REQUIRED WORK:
Filter the records below down to lines containing "JSON".

*** DATA IN THIS EXERCISE ***

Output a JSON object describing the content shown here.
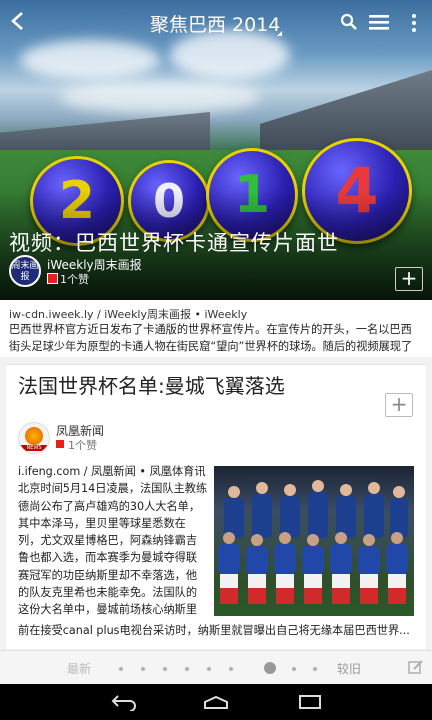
{
  "header": {
    "title": "聚焦巴西 2014",
    "icons": [
      "back-arrow-icon",
      "search-icon",
      "menu-icon",
      "overflow-icon"
    ]
  },
  "hero": {
    "balls": [
      "2",
      "0",
      "1",
      "4"
    ],
    "headline": "视频：巴西世界杯卡通宣传片面世",
    "publisher": "iWeekly周末画报",
    "publisher_logo": "周末画报",
    "likes": "1个赞"
  },
  "article1": {
    "source_line": "iw-cdn.iweek.ly / iWeekly周末画报 • iWeekly",
    "excerpt": "巴西世界杯官方近日发布了卡通版的世界杯宣传片。在宣传片的开头，一名以巴西街头足球少年为原型的卡通人物在街民窟“望向”世界杯的球场。随后的视频展现了浓郁的巴西风情——原始森林、街头足球文化、桑巴文化等。该视频的发布也..."
  },
  "article2": {
    "title": "法国世界杯名单:曼城飞翼落选",
    "publisher": "凤凰新闻",
    "publisher_logo": "NEWS",
    "likes": "1个赞",
    "source_prefix": "i.ifeng.com / 凤凰新闻 • 凤凰体育讯北京时间5月14日凌晨，法国队主教练德尚公布了高卢雄鸡的30人大名单，其中本泽马，里贝里等球星悉数在列，尤文双星博格巴，阿森纳锋霸吉鲁也都入选，而本赛季为曼城夺得联赛冠军的功臣纳斯里却不幸落选，他的队友克里希也未能幸免。法国队的这份大名单中，曼城前场核心纳斯里的落选无疑成为众人关注焦点。此",
    "body_end": "前在接受canal plus电视台采访时，纳斯里就冒曝出自己将无缘本届巴西世界..."
  },
  "pager": {
    "newest": "最新",
    "older": "较旧",
    "page_count": 9,
    "active_index": 6
  },
  "colors": {
    "flag_red": "#e8201a",
    "accent_purple": "#2a1fb0",
    "ball_rim": "#e9d000"
  }
}
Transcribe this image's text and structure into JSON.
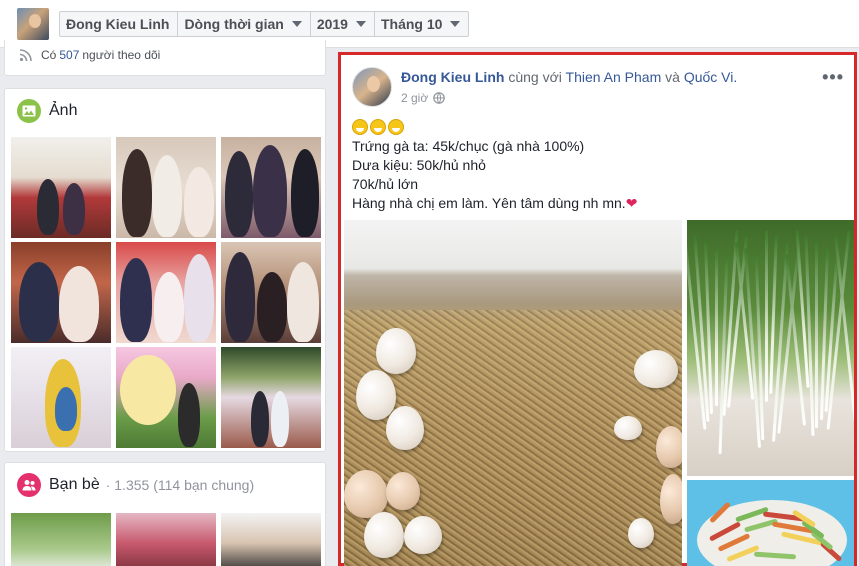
{
  "topbar": {
    "crumbs": [
      {
        "label": "Đong Kieu Linh"
      },
      {
        "label": "Dòng thời gian"
      },
      {
        "label": "2019"
      },
      {
        "label": "Tháng 10"
      }
    ]
  },
  "follow": {
    "prefix": "Có",
    "count": "507",
    "suffix": "người theo dõi"
  },
  "photos": {
    "title": "Ảnh"
  },
  "friends": {
    "title": "Bạn bè",
    "count": "· 1.355 (114 bạn chung)"
  },
  "post": {
    "author": "Đong Kieu Linh",
    "with_text": "cùng với",
    "tagged_1": "Thien An Pham",
    "and_text": "và",
    "tagged_2": "Quốc Vi.",
    "time": "2 giờ",
    "lines": [
      "Trứng gà ta: 45k/chục (gà nhà 100%)",
      "Dưa kiệu: 50k/hủ nhỏ",
      "70k/hủ lớn",
      "Hàng nhà chị em làm. Yên tâm dùng nh mn."
    ],
    "heart": "❤",
    "more": "•••"
  },
  "colors": {
    "link": "#365899",
    "highlight_border": "#d62828",
    "photos_icon_bg": "#8bc34a",
    "friends_icon_bg": "#e4306c"
  },
  "icons": [
    "rss-icon",
    "photo-icon",
    "friends-icon",
    "globe-icon",
    "more-icon",
    "grin-emoji-icon",
    "heart-icon",
    "caret-down-icon"
  ]
}
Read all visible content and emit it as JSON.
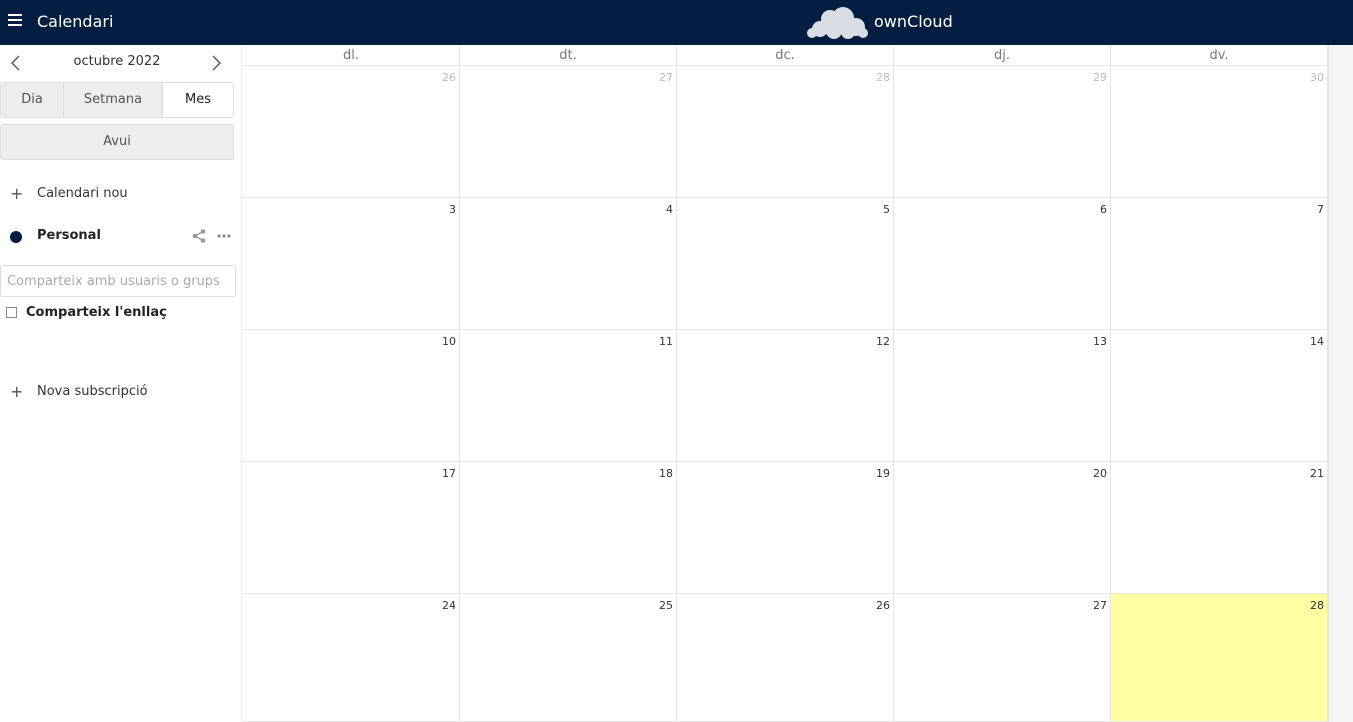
{
  "header": {
    "app_name": "Calendari",
    "brand": "ownCloud",
    "color": "#041e42"
  },
  "sidebar": {
    "month_label": "octubre 2022",
    "views": [
      "Dia",
      "Setmana",
      "Mes"
    ],
    "active_view": "Mes",
    "today_label": "Avui",
    "new_calendar_label": "Calendari nou",
    "calendar": {
      "name": "Personal",
      "color": "#041e42"
    },
    "share_placeholder": "Comparteix amb usuaris o grups",
    "share_link_label": "Comparteix l'enllaç",
    "share_link_checked": false,
    "new_subscription_label": "Nova subscripció"
  },
  "calendar": {
    "weekdays": [
      "dl.",
      "dt.",
      "dc.",
      "dj.",
      "dv."
    ],
    "weeks": [
      [
        {
          "d": "26",
          "other": true
        },
        {
          "d": "27",
          "other": true
        },
        {
          "d": "28",
          "other": true
        },
        {
          "d": "29",
          "other": true
        },
        {
          "d": "30",
          "other": true
        }
      ],
      [
        {
          "d": "3"
        },
        {
          "d": "4"
        },
        {
          "d": "5"
        },
        {
          "d": "6"
        },
        {
          "d": "7"
        }
      ],
      [
        {
          "d": "10"
        },
        {
          "d": "11"
        },
        {
          "d": "12"
        },
        {
          "d": "13"
        },
        {
          "d": "14"
        }
      ],
      [
        {
          "d": "17"
        },
        {
          "d": "18"
        },
        {
          "d": "19"
        },
        {
          "d": "20"
        },
        {
          "d": "21"
        }
      ],
      [
        {
          "d": "24"
        },
        {
          "d": "25"
        },
        {
          "d": "26"
        },
        {
          "d": "27"
        },
        {
          "d": "28",
          "today": true
        }
      ]
    ],
    "today_color": "#ffffa3"
  }
}
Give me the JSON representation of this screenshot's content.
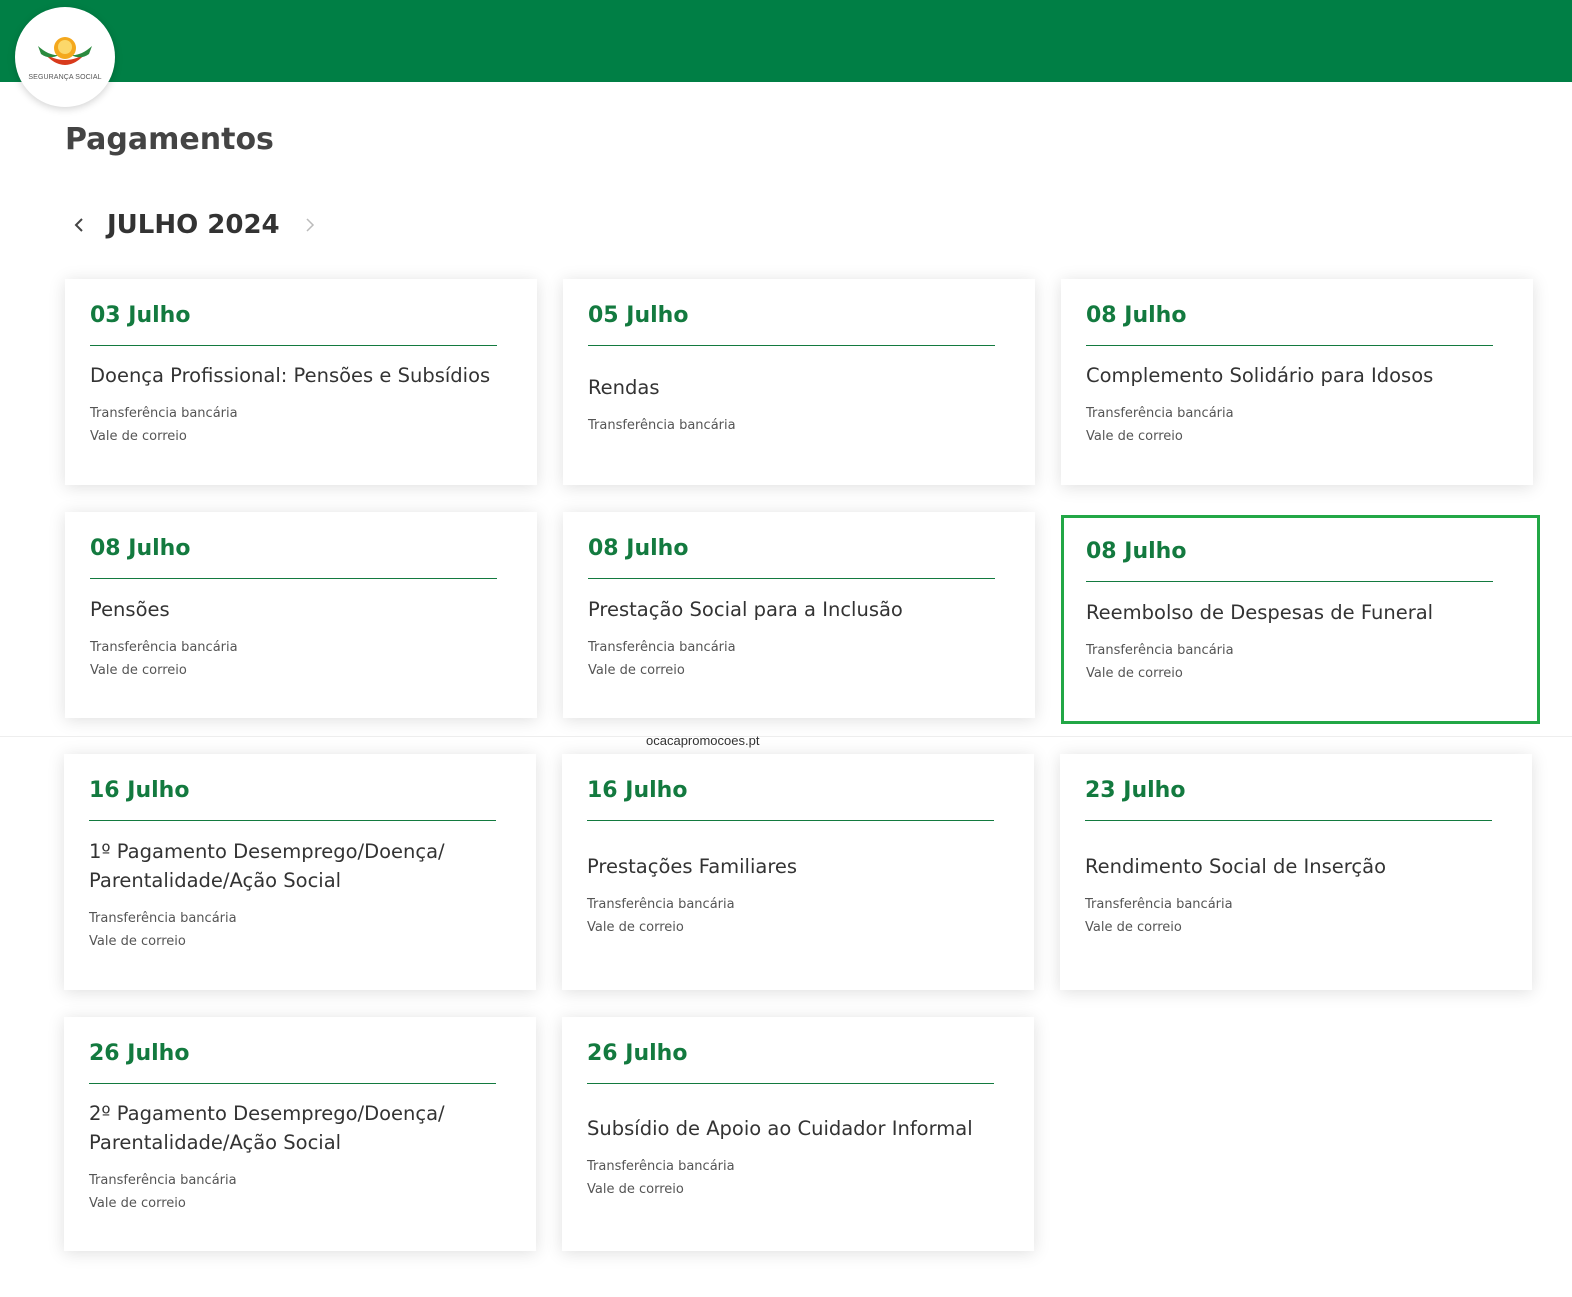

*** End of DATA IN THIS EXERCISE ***

ANSWER TO THE EXERCISE:
Output a JSON object describing the content shown here.
Transcribe this image's text and structure into JSON.
Read all visible content and emit it as JSON.
Give me the JSON representation of this screenshot's content.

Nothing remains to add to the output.